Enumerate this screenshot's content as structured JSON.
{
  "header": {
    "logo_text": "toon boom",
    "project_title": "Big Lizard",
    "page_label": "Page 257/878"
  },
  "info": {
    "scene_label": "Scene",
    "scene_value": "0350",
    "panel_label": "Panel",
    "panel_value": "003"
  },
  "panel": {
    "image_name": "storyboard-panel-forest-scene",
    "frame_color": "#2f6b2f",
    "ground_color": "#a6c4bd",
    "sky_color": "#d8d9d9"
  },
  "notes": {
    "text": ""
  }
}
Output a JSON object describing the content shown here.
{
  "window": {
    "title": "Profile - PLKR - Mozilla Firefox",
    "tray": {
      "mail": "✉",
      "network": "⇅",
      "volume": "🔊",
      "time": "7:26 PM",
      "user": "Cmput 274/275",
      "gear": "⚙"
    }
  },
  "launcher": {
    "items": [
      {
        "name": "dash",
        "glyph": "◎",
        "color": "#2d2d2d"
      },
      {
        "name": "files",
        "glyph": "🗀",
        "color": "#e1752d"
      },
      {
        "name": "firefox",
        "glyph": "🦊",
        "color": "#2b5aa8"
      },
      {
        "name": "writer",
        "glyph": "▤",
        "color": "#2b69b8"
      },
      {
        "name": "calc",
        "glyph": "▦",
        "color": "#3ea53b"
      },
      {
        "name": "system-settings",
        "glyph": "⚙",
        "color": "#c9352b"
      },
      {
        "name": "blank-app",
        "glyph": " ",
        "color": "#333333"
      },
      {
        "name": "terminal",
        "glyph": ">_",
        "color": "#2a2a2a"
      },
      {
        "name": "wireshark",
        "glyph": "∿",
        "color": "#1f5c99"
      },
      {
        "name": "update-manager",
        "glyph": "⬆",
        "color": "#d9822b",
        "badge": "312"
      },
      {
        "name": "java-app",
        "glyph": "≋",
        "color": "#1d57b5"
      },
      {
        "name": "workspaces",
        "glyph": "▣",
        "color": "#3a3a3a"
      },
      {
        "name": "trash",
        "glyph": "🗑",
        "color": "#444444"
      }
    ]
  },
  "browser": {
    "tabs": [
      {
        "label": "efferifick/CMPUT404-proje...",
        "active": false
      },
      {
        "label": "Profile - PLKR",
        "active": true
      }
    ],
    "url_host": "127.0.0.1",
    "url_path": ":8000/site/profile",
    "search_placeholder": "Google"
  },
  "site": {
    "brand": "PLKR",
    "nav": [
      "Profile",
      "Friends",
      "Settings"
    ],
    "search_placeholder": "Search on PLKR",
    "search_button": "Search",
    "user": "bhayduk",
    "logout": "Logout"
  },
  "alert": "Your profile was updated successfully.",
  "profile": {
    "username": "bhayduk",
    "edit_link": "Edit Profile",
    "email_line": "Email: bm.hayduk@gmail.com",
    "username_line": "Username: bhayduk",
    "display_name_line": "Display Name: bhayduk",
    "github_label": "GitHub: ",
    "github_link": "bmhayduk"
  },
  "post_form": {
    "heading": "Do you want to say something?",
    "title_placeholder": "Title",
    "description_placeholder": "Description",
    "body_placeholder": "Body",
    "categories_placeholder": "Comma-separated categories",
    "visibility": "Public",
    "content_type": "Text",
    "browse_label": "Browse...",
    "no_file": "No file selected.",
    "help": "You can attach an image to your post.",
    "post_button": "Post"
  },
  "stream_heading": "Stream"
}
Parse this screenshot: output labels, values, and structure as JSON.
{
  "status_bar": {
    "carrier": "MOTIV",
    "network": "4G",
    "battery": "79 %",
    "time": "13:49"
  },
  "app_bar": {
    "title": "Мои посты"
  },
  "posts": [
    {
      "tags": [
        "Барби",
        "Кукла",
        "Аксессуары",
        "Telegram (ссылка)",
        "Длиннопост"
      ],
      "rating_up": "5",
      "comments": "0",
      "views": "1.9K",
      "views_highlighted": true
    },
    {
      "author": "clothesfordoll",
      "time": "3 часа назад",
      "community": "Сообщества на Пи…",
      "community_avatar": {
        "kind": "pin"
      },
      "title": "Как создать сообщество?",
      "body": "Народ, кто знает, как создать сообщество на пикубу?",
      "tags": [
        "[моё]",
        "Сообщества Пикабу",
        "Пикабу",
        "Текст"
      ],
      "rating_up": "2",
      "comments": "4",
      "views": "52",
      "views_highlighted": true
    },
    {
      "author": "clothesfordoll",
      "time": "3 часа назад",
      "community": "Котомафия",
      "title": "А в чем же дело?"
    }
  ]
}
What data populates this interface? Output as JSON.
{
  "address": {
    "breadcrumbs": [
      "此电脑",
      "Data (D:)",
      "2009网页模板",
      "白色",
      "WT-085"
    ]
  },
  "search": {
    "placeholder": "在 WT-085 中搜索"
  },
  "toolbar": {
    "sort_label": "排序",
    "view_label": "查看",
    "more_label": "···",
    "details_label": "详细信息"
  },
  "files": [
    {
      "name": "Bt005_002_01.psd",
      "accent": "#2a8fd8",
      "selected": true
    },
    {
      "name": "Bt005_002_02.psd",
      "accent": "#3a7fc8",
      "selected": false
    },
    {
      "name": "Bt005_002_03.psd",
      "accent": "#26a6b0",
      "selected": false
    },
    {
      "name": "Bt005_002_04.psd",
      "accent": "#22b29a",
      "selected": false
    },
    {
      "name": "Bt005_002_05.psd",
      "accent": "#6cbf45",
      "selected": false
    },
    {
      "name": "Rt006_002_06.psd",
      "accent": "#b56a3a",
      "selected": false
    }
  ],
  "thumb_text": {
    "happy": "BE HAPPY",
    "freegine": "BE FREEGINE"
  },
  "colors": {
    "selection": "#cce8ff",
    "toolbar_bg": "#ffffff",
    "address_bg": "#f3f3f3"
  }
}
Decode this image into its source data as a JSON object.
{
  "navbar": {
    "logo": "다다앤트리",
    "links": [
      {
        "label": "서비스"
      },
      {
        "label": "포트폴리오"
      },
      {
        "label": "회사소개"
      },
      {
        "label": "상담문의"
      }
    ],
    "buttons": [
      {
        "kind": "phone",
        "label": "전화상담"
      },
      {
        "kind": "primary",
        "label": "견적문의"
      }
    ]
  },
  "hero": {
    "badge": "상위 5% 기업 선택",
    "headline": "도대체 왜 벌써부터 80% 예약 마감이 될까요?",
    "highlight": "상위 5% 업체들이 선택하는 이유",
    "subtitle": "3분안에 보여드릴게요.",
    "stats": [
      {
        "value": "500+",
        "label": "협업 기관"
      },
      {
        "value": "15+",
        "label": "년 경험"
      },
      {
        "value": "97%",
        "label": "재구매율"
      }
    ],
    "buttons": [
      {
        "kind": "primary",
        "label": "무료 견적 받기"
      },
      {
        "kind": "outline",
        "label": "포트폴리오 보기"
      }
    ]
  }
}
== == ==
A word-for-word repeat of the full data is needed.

Enumerate this screenshot's content as structured JSON.
{
  "header": {
    "logo_text": "toon boom",
    "project_title": "Big Lizard",
    "page_label": "Page 257/878"
  },
  "info": {
    "scene_label": "Scene",
    "scene_value": "0350",
    "panel_label": "Panel",
    "panel_value": "003"
  },
  "panel": {
    "image_name": "storyboard-panel-forest-scene",
    "frame_color": "#2f6b2f",
    "ground_color": "#a6c4bd",
    "sky_color": "#d8d9d9"
  },
  "notes": {
    "text": ""
  }
}
Output a JSON object describing the content shown here.
{
  "window": {
    "title": "Profile - PLKR - Mozilla Firefox",
    "tray": {
      "mail": "✉",
      "network": "⇅",
      "volume": "🔊",
      "time": "7:26 PM",
      "user": "Cmput 274/275",
      "gear": "⚙"
    }
  },
  "launcher": {
    "items": [
      {
        "name": "dash",
        "glyph": "◎",
        "color": "#2d2d2d"
      },
      {
        "name": "files",
        "glyph": "🗀",
        "color": "#e1752d"
      },
      {
        "name": "firefox",
        "glyph": "🦊",
        "color": "#2b5aa8"
      },
      {
        "name": "writer",
        "glyph": "▤",
        "color": "#2b69b8"
      },
      {
        "name": "calc",
        "glyph": "▦",
        "color": "#3ea53b"
      },
      {
        "name": "system-settings",
        "glyph": "⚙",
        "color": "#c9352b"
      },
      {
        "name": "blank-app",
        "glyph": " ",
        "color": "#333333"
      },
      {
        "name": "terminal",
        "glyph": ">_",
        "color": "#2a2a2a"
      },
      {
        "name": "wireshark",
        "glyph": "∿",
        "color": "#1f5c99"
      },
      {
        "name": "update-manager",
        "glyph": "⬆",
        "color": "#d9822b",
        "badge": "312"
      },
      {
        "name": "java-app",
        "glyph": "≋",
        "color": "#1d57b5"
      },
      {
        "name": "workspaces",
        "glyph": "▣",
        "color": "#3a3a3a"
      },
      {
        "name": "trash",
        "glyph": "🗑",
        "color": "#444444"
      }
    ]
  },
  "browser": {
    "tabs": [
      {
        "label": "efferifick/CMPUT404-proje...",
        "active": false
      },
      {
        "label": "Profile - PLKR",
        "active": true
      }
    ],
    "url_host": "127.0.0.1",
    "url_path": ":8000/site/profile",
    "search_placeholder": "Google"
  },
  "site": {
    "brand": "PLKR",
    "nav": [
      "Profile",
      "Friends",
      "Settings"
    ],
    "search_placeholder": "Search on PLKR",
    "search_button": "Search",
    "user": "bhayduk",
    "logout": "Logout"
  },
  "alert": "Your profile was updated successfully.",
  "profile": {
    "username": "bhayduk",
    "edit_link": "Edit Profile",
    "email_line": "Email: bm.hayduk@gmail.com",
    "username_line": "Username: bhayduk",
    "display_name_line": "Display Name: bhayduk",
    "github_label": "GitHub: ",
    "github_link": "bmhayduk"
  },
  "post_form": {
    "heading": "Do you want to say something?",
    "title_placeholder": "Title",
    "description_placeholder": "Description",
    "body_placeholder": "Body",
    "categories_placeholder": "Comma-separated categories",
    "visibility": "Public",
    "content_type": "Text",
    "browse_label": "Browse...",
    "no_file": "No file selected.",
    "help": "You can attach an image to your post.",
    "post_button": "Post"
  },
  "stream_heading": "Stream"
}
Parse this screenshot: output labels, values, and structure as JSON.
{
  "status_bar": {
    "carrier": "MOTIV",
    "network": "4G",
    "battery": "79 %",
    "time": "13:49"
  },
  "app_bar": {
    "title": "Мои посты"
  },
  "posts": [
    {
      "tags": [
        "Барби",
        "Кукла",
        "Аксессуары",
        "Telegram (ссылка)",
        "Длиннопост"
      ],
      "rating_up": "5",
      "comments": "0",
      "views": "1.9K",
      "views_highlighted": true
    },
    {
      "author": "clothesfordoll",
      "time": "3 часа назад",
      "community": "Сообщества на Пи…",
      "community_avatar": {
        "kind": "pin"
      },
      "title": "Как создать сообщество?",
      "body": "Народ, кто знает, как создать сообщество на пикубу?",
      "tags": [
        "[моё]",
        "Сообщества Пикабу",
        "Пикабу",
        "Текст"
      ],
      "rating_up": "2",
      "comments": "4",
      "views": "52",
      "views_highlighted": true
    },
    {
      "author": "clothesfordoll",
      "time": "3 часа назад",
      "community": "Котомафия",
      "title": "А в чем же дело?"
    }
  ]
}
What data populates this interface? Output as JSON.
{
  "address": {
    "breadcrumbs": [
      "此电脑",
      "Data (D:)",
      "2009网页模板",
      "白色",
      "WT-085"
    ]
  },
  "search": {
    "placeholder": "在 WT-085 中搜索"
  },
  "toolbar": {
    "sort_label": "排序",
    "view_label": "查看",
    "more_label": "···",
    "details_label": "详细信息"
  },
  "files": [
    {
      "name": "Bt005_002_01.psd",
      "accent": "#2a8fd8",
      "selected": true
    },
    {
      "name": "Bt005_002_02.psd",
      "accent": "#3a7fc8",
      "selected": false
    },
    {
      "name": "Bt005_002_03.psd",
      "accent": "#26a6b0",
      "selected": false
    },
    {
      "name": "Bt005_002_04.psd",
      "accent": "#22b29a",
      "selected": false
    },
    {
      "name": "Bt005_002_05.psd",
      "accent": "#6cbf45",
      "selected": false
    },
    {
      "name": "Rt006_002_06.psd",
      "accent": "#b56a3a",
      "selected": false
    }
  ],
  "thumb_text": {
    "happy": "BE HAPPY",
    "freegine": "BE FREEGINE"
  },
  "colors": {
    "selection": "#cce8ff",
    "toolbar_bg": "#ffffff",
    "address_bg": "#f3f3f3"
  }
}
Decode this image into its source data as a JSON object.
{
  "navbar": {
    "logo": "다다앤트리",
    "links": [
      {
        "label": "서비스"
      },
      {
        "label": "포트폴리오"
      },
      {
        "label": "회사소개"
      },
      {
        "label": "상담문의"
      }
    ],
    "buttons": [
      {
        "kind": "phone",
        "label": "전화상담"
      },
      {
        "kind": "primary",
        "label": "견적문의"
      }
    ]
  },
  "hero": {
    "badge": "상위 5% 기업 선택",
    "headline": "도대체 왜 벌써부터 80% 예약 마감이 될까요?",
    "highlight": "상위 5% 업체들이 선택하는 이유",
    "subtitle": "3분안에 보여드릴게요.",
    "stats": [
      {
        "value": "500+",
        "label": "협업 기관"
      },
      {
        "value": "15+",
        "label": "년 경험"
      },
      {
        "value": "97%",
        "label": "재구매율"
      }
    ],
    "buttons": [
      {
        "kind": "primary",
        "label": "무료 견적 받기"
      },
      {
        "kind": "outline",
        "label": "포트폴리오 보기"
      }
    ]
  }
}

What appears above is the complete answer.